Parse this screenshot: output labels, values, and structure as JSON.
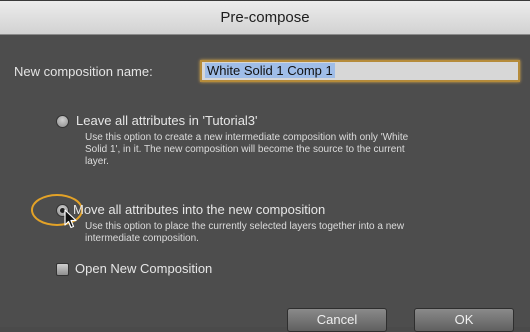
{
  "dialog": {
    "title": "Pre-compose",
    "name_label": "New composition name:",
    "name_value": "White Solid 1 Comp 1",
    "option1": {
      "label": "Leave all attributes in 'Tutorial3'",
      "description_line1": "Use this option to create a new intermediate composition with only 'White",
      "description_line2": "Solid 1', in it. The new composition will become the source to the current",
      "description_line3": "layer.",
      "selected": false
    },
    "option2": {
      "label": "Move all attributes into the new composition",
      "description_line1": "Use this option to place the currently selected layers together into a new",
      "description_line2": "intermediate composition.",
      "selected": true
    },
    "open_checkbox": {
      "label": "Open New Composition",
      "checked": false
    },
    "buttons": {
      "cancel": "Cancel",
      "ok": "OK"
    }
  },
  "colors": {
    "highlight_ring": "#e3a227",
    "input_focus": "#b58b3a",
    "text_selection": "#9fbde8"
  }
}
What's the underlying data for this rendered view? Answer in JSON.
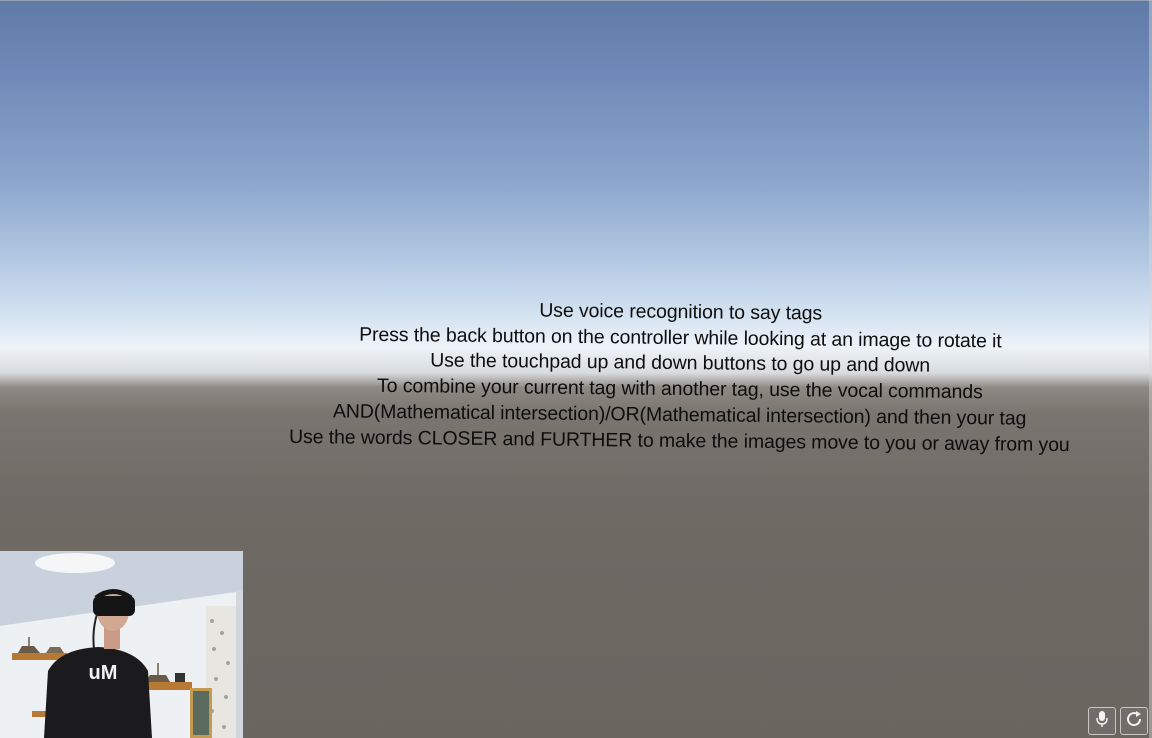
{
  "scene": {
    "instructions": [
      "Use voice recognition to say tags",
      "Press the back button on the controller while looking at an image to rotate it",
      "Use the touchpad up and down buttons to go up and down",
      "To combine your current tag with another tag, use the vocal commands",
      "AND(Mathematical intersection)/OR(Mathematical intersection) and then your tag",
      "Use the words CLOSER and FURTHER to make the images move to you or away from you"
    ]
  },
  "webcam": {
    "shirt_logo": "uM"
  },
  "controls": {
    "microphone_icon": "microphone-icon",
    "refresh_icon": "refresh-icon"
  },
  "colors": {
    "sky_top": "#5f7aa6",
    "horizon": "#eef3f8",
    "ground": "#6b6560",
    "text": "#0d0d0d"
  }
}
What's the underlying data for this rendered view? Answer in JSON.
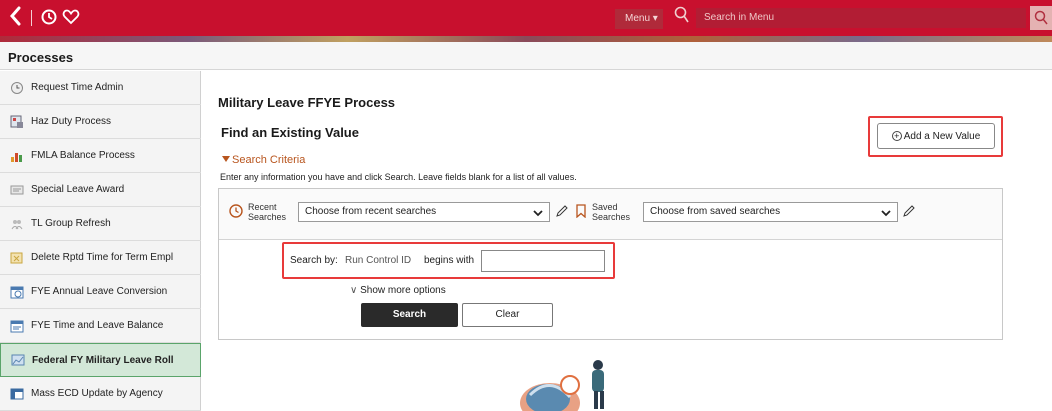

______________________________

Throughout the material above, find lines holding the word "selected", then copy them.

» **Answer box**
      "selected": false
      "description_line1": "Use this option to place the currently selected layers together into a new",
      "selected": true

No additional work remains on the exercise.